Your task is to copy every record exactly.

[Dataset rows for apps and sites]
Content starts

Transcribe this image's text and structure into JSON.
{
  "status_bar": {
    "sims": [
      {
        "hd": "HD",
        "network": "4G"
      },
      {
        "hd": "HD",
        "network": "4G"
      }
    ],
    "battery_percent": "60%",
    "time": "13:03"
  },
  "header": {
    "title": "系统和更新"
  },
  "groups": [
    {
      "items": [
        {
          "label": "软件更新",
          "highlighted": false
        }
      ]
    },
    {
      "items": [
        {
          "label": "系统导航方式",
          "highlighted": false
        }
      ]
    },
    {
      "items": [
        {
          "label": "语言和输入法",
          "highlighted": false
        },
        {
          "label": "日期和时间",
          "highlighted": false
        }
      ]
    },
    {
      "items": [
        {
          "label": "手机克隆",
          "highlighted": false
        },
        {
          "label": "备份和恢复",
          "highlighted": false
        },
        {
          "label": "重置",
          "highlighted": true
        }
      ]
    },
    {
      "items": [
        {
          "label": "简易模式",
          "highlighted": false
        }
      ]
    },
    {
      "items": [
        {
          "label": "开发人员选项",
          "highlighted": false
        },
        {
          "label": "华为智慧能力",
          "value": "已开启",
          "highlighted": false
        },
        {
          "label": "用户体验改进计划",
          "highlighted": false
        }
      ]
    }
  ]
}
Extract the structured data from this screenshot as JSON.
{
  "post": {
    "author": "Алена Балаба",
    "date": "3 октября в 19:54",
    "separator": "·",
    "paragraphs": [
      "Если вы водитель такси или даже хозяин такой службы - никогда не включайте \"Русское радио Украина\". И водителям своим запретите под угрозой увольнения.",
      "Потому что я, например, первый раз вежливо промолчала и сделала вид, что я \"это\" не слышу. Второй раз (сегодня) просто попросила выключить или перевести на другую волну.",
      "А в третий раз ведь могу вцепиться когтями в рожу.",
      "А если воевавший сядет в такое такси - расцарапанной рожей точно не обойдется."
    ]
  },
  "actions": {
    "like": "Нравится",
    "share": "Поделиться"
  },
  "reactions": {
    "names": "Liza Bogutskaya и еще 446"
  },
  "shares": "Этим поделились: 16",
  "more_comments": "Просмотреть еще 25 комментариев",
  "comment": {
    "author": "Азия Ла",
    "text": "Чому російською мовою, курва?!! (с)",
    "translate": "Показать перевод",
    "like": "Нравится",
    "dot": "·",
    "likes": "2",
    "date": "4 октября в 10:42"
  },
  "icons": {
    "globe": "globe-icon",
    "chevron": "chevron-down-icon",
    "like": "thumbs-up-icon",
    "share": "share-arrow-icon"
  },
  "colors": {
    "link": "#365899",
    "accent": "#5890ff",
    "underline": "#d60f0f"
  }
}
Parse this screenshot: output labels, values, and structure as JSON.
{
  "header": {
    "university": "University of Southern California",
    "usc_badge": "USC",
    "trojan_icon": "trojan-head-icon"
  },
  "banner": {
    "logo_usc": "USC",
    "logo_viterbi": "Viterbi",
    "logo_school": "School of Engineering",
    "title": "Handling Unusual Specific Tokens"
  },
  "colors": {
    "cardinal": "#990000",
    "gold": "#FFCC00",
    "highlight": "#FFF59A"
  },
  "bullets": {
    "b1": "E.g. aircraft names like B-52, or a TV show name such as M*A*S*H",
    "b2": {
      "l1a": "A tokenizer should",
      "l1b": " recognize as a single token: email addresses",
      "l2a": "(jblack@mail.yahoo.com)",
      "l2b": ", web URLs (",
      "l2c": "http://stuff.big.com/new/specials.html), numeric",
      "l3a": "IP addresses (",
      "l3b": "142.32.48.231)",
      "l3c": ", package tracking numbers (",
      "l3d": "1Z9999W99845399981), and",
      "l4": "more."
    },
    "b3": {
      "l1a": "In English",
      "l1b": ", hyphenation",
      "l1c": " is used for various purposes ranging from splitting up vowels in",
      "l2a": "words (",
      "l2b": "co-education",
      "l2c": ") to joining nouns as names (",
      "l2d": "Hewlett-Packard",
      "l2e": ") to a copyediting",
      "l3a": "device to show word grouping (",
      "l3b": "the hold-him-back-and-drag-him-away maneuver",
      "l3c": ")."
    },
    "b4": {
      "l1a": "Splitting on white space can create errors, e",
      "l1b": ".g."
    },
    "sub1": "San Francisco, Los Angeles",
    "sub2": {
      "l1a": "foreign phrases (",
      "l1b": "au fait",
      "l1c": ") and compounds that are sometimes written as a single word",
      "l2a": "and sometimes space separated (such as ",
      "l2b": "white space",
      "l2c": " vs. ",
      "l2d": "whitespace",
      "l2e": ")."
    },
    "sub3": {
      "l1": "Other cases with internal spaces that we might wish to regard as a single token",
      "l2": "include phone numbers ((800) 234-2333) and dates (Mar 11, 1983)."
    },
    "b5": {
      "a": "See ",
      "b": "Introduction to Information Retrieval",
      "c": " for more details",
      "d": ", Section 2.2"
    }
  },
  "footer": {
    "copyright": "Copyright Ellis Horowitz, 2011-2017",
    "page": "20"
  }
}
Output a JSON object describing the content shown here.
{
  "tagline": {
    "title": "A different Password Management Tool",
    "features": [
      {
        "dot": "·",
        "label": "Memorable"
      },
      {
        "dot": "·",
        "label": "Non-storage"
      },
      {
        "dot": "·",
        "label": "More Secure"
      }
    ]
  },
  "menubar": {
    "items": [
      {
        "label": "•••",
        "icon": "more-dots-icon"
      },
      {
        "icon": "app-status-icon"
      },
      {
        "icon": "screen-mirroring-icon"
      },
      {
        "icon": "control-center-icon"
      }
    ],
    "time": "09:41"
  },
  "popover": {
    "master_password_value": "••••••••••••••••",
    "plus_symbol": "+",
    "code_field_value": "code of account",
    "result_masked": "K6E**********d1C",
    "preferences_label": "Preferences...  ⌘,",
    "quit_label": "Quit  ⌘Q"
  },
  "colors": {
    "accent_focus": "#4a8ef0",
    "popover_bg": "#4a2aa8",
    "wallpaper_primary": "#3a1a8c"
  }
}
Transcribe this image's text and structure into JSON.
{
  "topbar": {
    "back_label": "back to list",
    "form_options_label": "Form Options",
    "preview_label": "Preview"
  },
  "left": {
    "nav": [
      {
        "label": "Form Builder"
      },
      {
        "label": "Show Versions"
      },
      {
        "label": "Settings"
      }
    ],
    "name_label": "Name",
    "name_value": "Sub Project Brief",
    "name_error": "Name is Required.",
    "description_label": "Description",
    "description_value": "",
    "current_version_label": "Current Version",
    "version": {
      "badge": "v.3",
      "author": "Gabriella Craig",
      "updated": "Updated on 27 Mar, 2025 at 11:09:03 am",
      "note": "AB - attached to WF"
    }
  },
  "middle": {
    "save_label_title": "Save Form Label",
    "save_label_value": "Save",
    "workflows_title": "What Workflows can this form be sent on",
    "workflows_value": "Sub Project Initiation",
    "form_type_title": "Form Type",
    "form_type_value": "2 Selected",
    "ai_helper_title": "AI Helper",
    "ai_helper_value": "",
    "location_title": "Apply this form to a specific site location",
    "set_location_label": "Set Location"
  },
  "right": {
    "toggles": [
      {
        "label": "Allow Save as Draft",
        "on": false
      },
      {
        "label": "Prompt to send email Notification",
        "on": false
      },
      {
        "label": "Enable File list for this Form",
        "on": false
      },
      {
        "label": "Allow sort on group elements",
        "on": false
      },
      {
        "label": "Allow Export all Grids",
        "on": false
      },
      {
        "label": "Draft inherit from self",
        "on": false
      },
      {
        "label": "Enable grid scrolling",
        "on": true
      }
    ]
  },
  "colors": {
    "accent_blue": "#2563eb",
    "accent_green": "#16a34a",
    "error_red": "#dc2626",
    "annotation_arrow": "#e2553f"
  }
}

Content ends

EXERCISE RESPONSE >>
Transcribe this image's text and structure into JSON.
{
  "status_bar": {
    "sims": [
      {
        "hd": "HD",
        "network": "4G"
      },
      {
        "hd": "HD",
        "network": "4G"
      }
    ],
    "battery_percent": "60%",
    "time": "13:03"
  },
  "header": {
    "title": "系统和更新"
  },
  "groups": [
    {
      "items": [
        {
          "label": "软件更新",
          "highlighted": false
        }
      ]
    },
    {
      "items": [
        {
          "label": "系统导航方式",
          "highlighted": false
        }
      ]
    },
    {
      "items": [
        {
          "label": "语言和输入法",
          "highlighted": false
        },
        {
          "label": "日期和时间",
          "highlighted": false
        }
      ]
    },
    {
      "items": [
        {
          "label": "手机克隆",
          "highlighted": false
        },
        {
          "label": "备份和恢复",
          "highlighted": false
        },
        {
          "label": "重置",
          "highlighted": true
        }
      ]
    },
    {
      "items": [
        {
          "label": "简易模式",
          "highlighted": false
        }
      ]
    },
    {
      "items": [
        {
          "label": "开发人员选项",
          "highlighted": false
        },
        {
          "label": "华为智慧能力",
          "value": "已开启",
          "highlighted": false
        },
        {
          "label": "用户体验改进计划",
          "highlighted": false
        }
      ]
    }
  ]
}
Extract the structured data from this screenshot as JSON.
{
  "post": {
    "author": "Алена Балаба",
    "date": "3 октября в 19:54",
    "separator": "·",
    "paragraphs": [
      "Если вы водитель такси или даже хозяин такой службы - никогда не включайте \"Русское радио Украина\". И водителям своим запретите под угрозой увольнения.",
      "Потому что я, например, первый раз вежливо промолчала и сделала вид, что я \"это\" не слышу. Второй раз (сегодня) просто попросила выключить или перевести на другую волну.",
      "А в третий раз ведь могу вцепиться когтями в рожу.",
      "А если воевавший сядет в такое такси - расцарапанной рожей точно не обойдется."
    ]
  },
  "actions": {
    "like": "Нравится",
    "share": "Поделиться"
  },
  "reactions": {
    "names": "Liza Bogutskaya и еще 446"
  },
  "shares": "Этим поделились: 16",
  "more_comments": "Просмотреть еще 25 комментариев",
  "comment": {
    "author": "Азия Ла",
    "text": "Чому російською мовою, курва?!! (с)",
    "translate": "Показать перевод",
    "like": "Нравится",
    "dot": "·",
    "likes": "2",
    "date": "4 октября в 10:42"
  },
  "icons": {
    "globe": "globe-icon",
    "chevron": "chevron-down-icon",
    "like": "thumbs-up-icon",
    "share": "share-arrow-icon"
  },
  "colors": {
    "link": "#365899",
    "accent": "#5890ff",
    "underline": "#d60f0f"
  }
}
Parse this screenshot: output labels, values, and structure as JSON.
{
  "header": {
    "university": "University of Southern California",
    "usc_badge": "USC",
    "trojan_icon": "trojan-head-icon"
  },
  "banner": {
    "logo_usc": "USC",
    "logo_viterbi": "Viterbi",
    "logo_school": "School of Engineering",
    "title": "Handling Unusual Specific Tokens"
  },
  "colors": {
    "cardinal": "#990000",
    "gold": "#FFCC00",
    "highlight": "#FFF59A"
  },
  "bullets": {
    "b1": "E.g. aircraft names like B-52, or a TV show name such as M*A*S*H",
    "b2": {
      "l1a": "A tokenizer should",
      "l1b": " recognize as a single token: email addresses",
      "l2a": "(jblack@mail.yahoo.com)",
      "l2b": ", web URLs (",
      "l2c": "http://stuff.big.com/new/specials.html), numeric",
      "l3a": "IP addresses (",
      "l3b": "142.32.48.231)",
      "l3c": ", package tracking numbers (",
      "l3d": "1Z9999W99845399981), and",
      "l4": "more."
    },
    "b3": {
      "l1a": "In English",
      "l1b": ", hyphenation",
      "l1c": " is used for various purposes ranging from splitting up vowels in",
      "l2a": "words (",
      "l2b": "co-education",
      "l2c": ") to joining nouns as names (",
      "l2d": "Hewlett-Packard",
      "l2e": ") to a copyediting",
      "l3a": "device to show word grouping (",
      "l3b": "the hold-him-back-and-drag-him-away maneuver",
      "l3c": ")."
    },
    "b4": {
      "l1a": "Splitting on white space can create errors, e",
      "l1b": ".g."
    },
    "sub1": "San Francisco, Los Angeles",
    "sub2": {
      "l1a": "foreign phrases (",
      "l1b": "au fait",
      "l1c": ") and compounds that are sometimes written as a single word",
      "l2a": "and sometimes space separated (such as ",
      "l2b": "white space",
      "l2c": " vs. ",
      "l2d": "whitespace",
      "l2e": ")."
    },
    "sub3": {
      "l1": "Other cases with internal spaces that we might wish to regard as a single token",
      "l2": "include phone numbers ((800) 234-2333) and dates (Mar 11, 1983)."
    },
    "b5": {
      "a": "See ",
      "b": "Introduction to Information Retrieval",
      "c": " for more details",
      "d": ", Section 2.2"
    }
  },
  "footer": {
    "copyright": "Copyright Ellis Horowitz, 2011-2017",
    "page": "20"
  }
}
Output a JSON object describing the content shown here.
{
  "tagline": {
    "title": "A different Password Management Tool",
    "features": [
      {
        "dot": "·",
        "label": "Memorable"
      },
      {
        "dot": "·",
        "label": "Non-storage"
      },
      {
        "dot": "·",
        "label": "More Secure"
      }
    ]
  },
  "menubar": {
    "items": [
      {
        "label": "•••",
        "icon": "more-dots-icon"
      },
      {
        "icon": "app-status-icon"
      },
      {
        "icon": "screen-mirroring-icon"
      },
      {
        "icon": "control-center-icon"
      }
    ],
    "time": "09:41"
  },
  "popover": {
    "master_password_value": "••••••••••••••••",
    "plus_symbol": "+",
    "code_field_value": "code of account",
    "result_masked": "K6E**********d1C",
    "preferences_label": "Preferences...  ⌘,",
    "quit_label": "Quit  ⌘Q"
  },
  "colors": {
    "accent_focus": "#4a8ef0",
    "popover_bg": "#4a2aa8",
    "wallpaper_primary": "#3a1a8c"
  }
}
Transcribe this image's text and structure into JSON.
{
  "topbar": {
    "back_label": "back to list",
    "form_options_label": "Form Options",
    "preview_label": "Preview"
  },
  "left": {
    "nav": [
      {
        "label": "Form Builder"
      },
      {
        "label": "Show Versions"
      },
      {
        "label": "Settings"
      }
    ],
    "name_label": "Name",
    "name_value": "Sub Project Brief",
    "name_error": "Name is Required.",
    "description_label": "Description",
    "description_value": "",
    "current_version_label": "Current Version",
    "version": {
      "badge": "v.3",
      "author": "Gabriella Craig",
      "updated": "Updated on 27 Mar, 2025 at 11:09:03 am",
      "note": "AB - attached to WF"
    }
  },
  "middle": {
    "save_label_title": "Save Form Label",
    "save_label_value": "Save",
    "workflows_title": "What Workflows can this form be sent on",
    "workflows_value": "Sub Project Initiation",
    "form_type_title": "Form Type",
    "form_type_value": "2 Selected",
    "ai_helper_title": "AI Helper",
    "ai_helper_value": "",
    "location_title": "Apply this form to a specific site location",
    "set_location_label": "Set Location"
  },
  "right": {
    "toggles": [
      {
        "label": "Allow Save as Draft",
        "on": false
      },
      {
        "label": "Prompt to send email Notification",
        "on": false
      },
      {
        "label": "Enable File list for this Form",
        "on": false
      },
      {
        "label": "Allow sort on group elements",
        "on": false
      },
      {
        "label": "Allow Export all Grids",
        "on": false
      },
      {
        "label": "Draft inherit from self",
        "on": false
      },
      {
        "label": "Enable grid scrolling",
        "on": true
      }
    ]
  },
  "colors": {
    "accent_blue": "#2563eb",
    "accent_green": "#16a34a",
    "error_red": "#dc2626",
    "annotation_arrow": "#e2553f"
  }
}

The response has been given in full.